** Opening Extracted entries block **

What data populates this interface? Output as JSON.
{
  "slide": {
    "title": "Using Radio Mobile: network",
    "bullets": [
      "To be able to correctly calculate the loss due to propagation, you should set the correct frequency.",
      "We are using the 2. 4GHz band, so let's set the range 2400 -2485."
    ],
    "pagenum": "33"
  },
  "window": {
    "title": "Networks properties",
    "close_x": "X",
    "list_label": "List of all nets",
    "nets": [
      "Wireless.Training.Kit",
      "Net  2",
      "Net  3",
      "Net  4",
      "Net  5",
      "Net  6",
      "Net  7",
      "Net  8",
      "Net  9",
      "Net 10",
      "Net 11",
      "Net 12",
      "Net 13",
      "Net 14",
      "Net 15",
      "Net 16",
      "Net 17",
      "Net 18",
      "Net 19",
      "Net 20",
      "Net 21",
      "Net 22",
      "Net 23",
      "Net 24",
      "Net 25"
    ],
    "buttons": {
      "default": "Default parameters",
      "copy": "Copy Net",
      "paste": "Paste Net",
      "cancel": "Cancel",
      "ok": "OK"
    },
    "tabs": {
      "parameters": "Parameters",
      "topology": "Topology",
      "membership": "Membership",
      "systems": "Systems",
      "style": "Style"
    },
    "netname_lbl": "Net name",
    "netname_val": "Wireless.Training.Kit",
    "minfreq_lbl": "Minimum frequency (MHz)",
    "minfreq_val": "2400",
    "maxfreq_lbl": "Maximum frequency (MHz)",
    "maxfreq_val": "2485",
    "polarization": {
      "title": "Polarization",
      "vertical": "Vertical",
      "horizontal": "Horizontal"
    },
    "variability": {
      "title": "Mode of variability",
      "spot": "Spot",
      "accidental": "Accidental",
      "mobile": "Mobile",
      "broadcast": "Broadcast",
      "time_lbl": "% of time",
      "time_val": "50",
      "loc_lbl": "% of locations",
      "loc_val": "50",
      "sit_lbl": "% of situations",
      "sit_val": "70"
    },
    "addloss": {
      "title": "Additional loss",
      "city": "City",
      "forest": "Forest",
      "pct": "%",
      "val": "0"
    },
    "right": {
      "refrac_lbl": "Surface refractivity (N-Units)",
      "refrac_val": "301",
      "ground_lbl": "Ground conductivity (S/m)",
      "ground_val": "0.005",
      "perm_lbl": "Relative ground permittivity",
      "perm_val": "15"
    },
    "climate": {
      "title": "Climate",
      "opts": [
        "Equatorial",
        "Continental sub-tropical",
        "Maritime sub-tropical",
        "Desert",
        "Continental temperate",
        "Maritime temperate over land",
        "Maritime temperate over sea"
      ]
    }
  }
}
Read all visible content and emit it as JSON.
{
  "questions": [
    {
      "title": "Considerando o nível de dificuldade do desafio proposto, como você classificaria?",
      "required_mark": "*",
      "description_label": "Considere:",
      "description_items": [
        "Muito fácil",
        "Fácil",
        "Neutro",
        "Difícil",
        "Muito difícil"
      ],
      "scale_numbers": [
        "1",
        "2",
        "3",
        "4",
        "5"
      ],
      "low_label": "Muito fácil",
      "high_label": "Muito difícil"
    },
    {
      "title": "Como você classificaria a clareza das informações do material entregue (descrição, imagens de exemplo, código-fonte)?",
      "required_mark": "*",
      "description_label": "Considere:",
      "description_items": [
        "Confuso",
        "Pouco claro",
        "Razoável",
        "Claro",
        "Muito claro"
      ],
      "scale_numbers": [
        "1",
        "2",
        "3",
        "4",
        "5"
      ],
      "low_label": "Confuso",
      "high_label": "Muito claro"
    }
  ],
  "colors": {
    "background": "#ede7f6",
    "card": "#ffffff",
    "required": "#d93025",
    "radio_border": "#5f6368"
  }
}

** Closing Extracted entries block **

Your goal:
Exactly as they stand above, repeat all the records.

Response:
What data populates this interface? Output as JSON.
{
  "slide": {
    "title": "Using Radio Mobile: network",
    "bullets": [
      "To be able to correctly calculate the loss due to propagation, you should set the correct frequency.",
      "We are using the 2. 4GHz band, so let's set the range 2400 -2485."
    ],
    "pagenum": "33"
  },
  "window": {
    "title": "Networks properties",
    "close_x": "X",
    "list_label": "List of all nets",
    "nets": [
      "Wireless.Training.Kit",
      "Net  2",
      "Net  3",
      "Net  4",
      "Net  5",
      "Net  6",
      "Net  7",
      "Net  8",
      "Net  9",
      "Net 10",
      "Net 11",
      "Net 12",
      "Net 13",
      "Net 14",
      "Net 15",
      "Net 16",
      "Net 17",
      "Net 18",
      "Net 19",
      "Net 20",
      "Net 21",
      "Net 22",
      "Net 23",
      "Net 24",
      "Net 25"
    ],
    "buttons": {
      "default": "Default parameters",
      "copy": "Copy Net",
      "paste": "Paste Net",
      "cancel": "Cancel",
      "ok": "OK"
    },
    "tabs": {
      "parameters": "Parameters",
      "topology": "Topology",
      "membership": "Membership",
      "systems": "Systems",
      "style": "Style"
    },
    "netname_lbl": "Net name",
    "netname_val": "Wireless.Training.Kit",
    "minfreq_lbl": "Minimum frequency (MHz)",
    "minfreq_val": "2400",
    "maxfreq_lbl": "Maximum frequency (MHz)",
    "maxfreq_val": "2485",
    "polarization": {
      "title": "Polarization",
      "vertical": "Vertical",
      "horizontal": "Horizontal"
    },
    "variability": {
      "title": "Mode of variability",
      "spot": "Spot",
      "accidental": "Accidental",
      "mobile": "Mobile",
      "broadcast": "Broadcast",
      "time_lbl": "% of time",
      "time_val": "50",
      "loc_lbl": "% of locations",
      "loc_val": "50",
      "sit_lbl": "% of situations",
      "sit_val": "70"
    },
    "addloss": {
      "title": "Additional loss",
      "city": "City",
      "forest": "Forest",
      "pct": "%",
      "val": "0"
    },
    "right": {
      "refrac_lbl": "Surface refractivity (N-Units)",
      "refrac_val": "301",
      "ground_lbl": "Ground conductivity (S/m)",
      "ground_val": "0.005",
      "perm_lbl": "Relative ground permittivity",
      "perm_val": "15"
    },
    "climate": {
      "title": "Climate",
      "opts": [
        "Equatorial",
        "Continental sub-tropical",
        "Maritime sub-tropical",
        "Desert",
        "Continental temperate",
        "Maritime temperate over land",
        "Maritime temperate over sea"
      ]
    }
  }
}
Read all visible content and emit it as JSON.
{
  "questions": [
    {
      "title": "Considerando o nível de dificuldade do desafio proposto, como você classificaria?",
      "required_mark": "*",
      "description_label": "Considere:",
      "description_items": [
        "Muito fácil",
        "Fácil",
        "Neutro",
        "Difícil",
        "Muito difícil"
      ],
      "scale_numbers": [
        "1",
        "2",
        "3",
        "4",
        "5"
      ],
      "low_label": "Muito fácil",
      "high_label": "Muito difícil"
    },
    {
      "title": "Como você classificaria a clareza das informações do material entregue (descrição, imagens de exemplo, código-fonte)?",
      "required_mark": "*",
      "description_label": "Considere:",
      "description_items": [
        "Confuso",
        "Pouco claro",
        "Razoável",
        "Claro",
        "Muito claro"
      ],
      "scale_numbers": [
        "1",
        "2",
        "3",
        "4",
        "5"
      ],
      "low_label": "Confuso",
      "high_label": "Muito claro"
    }
  ],
  "colors": {
    "background": "#ede7f6",
    "card": "#ffffff",
    "required": "#d93025",
    "radio_border": "#5f6368"
  }
}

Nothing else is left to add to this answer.